■ **Task prompt**: Among the records, find the lines that hold the string "icon" and return them.

■ **Data shown**:
== Segment start ==

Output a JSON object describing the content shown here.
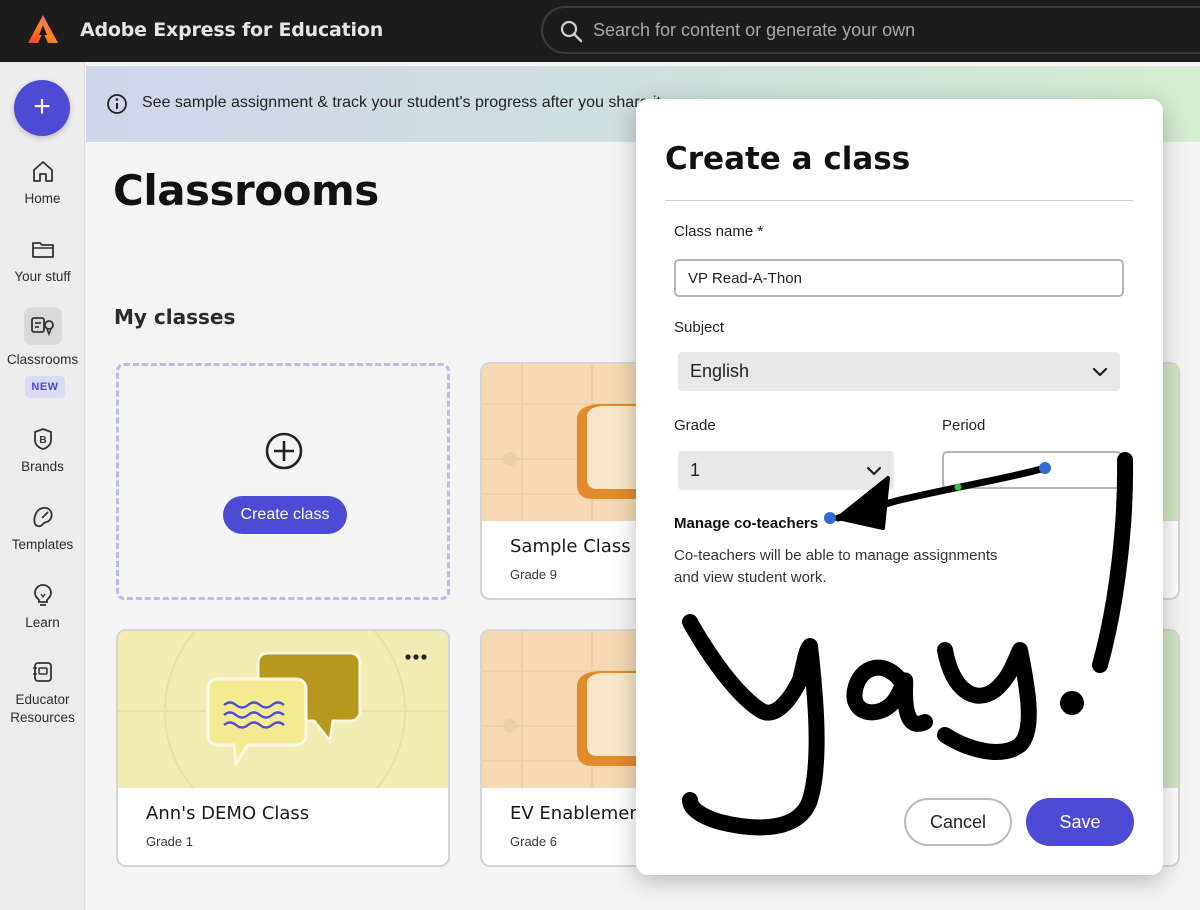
{
  "app": {
    "title": "Adobe Express for Education",
    "search_placeholder": "Search for content or generate your own"
  },
  "sidebar": {
    "create_icon": "plus-icon",
    "items": [
      {
        "label": "Home",
        "icon": "home-icon"
      },
      {
        "label": "Your stuff",
        "icon": "folder-icon"
      },
      {
        "label": "Classrooms",
        "icon": "classrooms-icon",
        "active": true
      },
      {
        "label": "Brands",
        "icon": "brand-icon"
      },
      {
        "label": "Templates",
        "icon": "templates-icon"
      },
      {
        "label": "Learn",
        "icon": "lightbulb-icon"
      },
      {
        "label": "Educator Resources",
        "icon": "resources-icon"
      }
    ],
    "new_badge": "NEW"
  },
  "banner": {
    "text": "See sample assignment & track your student's progress after you share it."
  },
  "main": {
    "title": "Classrooms",
    "section_title": "My classes",
    "create_class_label": "Create class",
    "classes": [
      {
        "name": "Sample Class - I",
        "grade": "Grade 9"
      },
      {
        "name": "Ann's DEMO Class",
        "grade": "Grade 1"
      },
      {
        "name": "EV Enablement",
        "grade": "Grade 6"
      }
    ]
  },
  "modal": {
    "title": "Create a class",
    "class_name_label": "Class name *",
    "class_name_value": "VP Read-A-Thon",
    "subject_label": "Subject",
    "subject_value": "English",
    "grade_label": "Grade",
    "grade_value": "1",
    "period_label": "Period",
    "period_value": "",
    "cot_title": "Manage co-teachers",
    "cot_desc_line1": "Co-teachers will be able to manage assignments",
    "cot_desc_line2": "and view student work.",
    "cancel_label": "Cancel",
    "save_label": "Save"
  },
  "annotation": {
    "handwriting": "yay!",
    "color": "#000000"
  },
  "colors": {
    "accent": "#4b4bd6",
    "topbar": "#1c1c1c"
  }
}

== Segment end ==

■ **Written response**:
    "create_icon": "plus-icon",
        "icon": "home-icon"
        "icon": "folder-icon"
        "icon": "classrooms-icon",
        "icon": "brand-icon"
        "icon": "templates-icon"
        "icon": "lightbulb-icon"
        "icon": "resources-icon"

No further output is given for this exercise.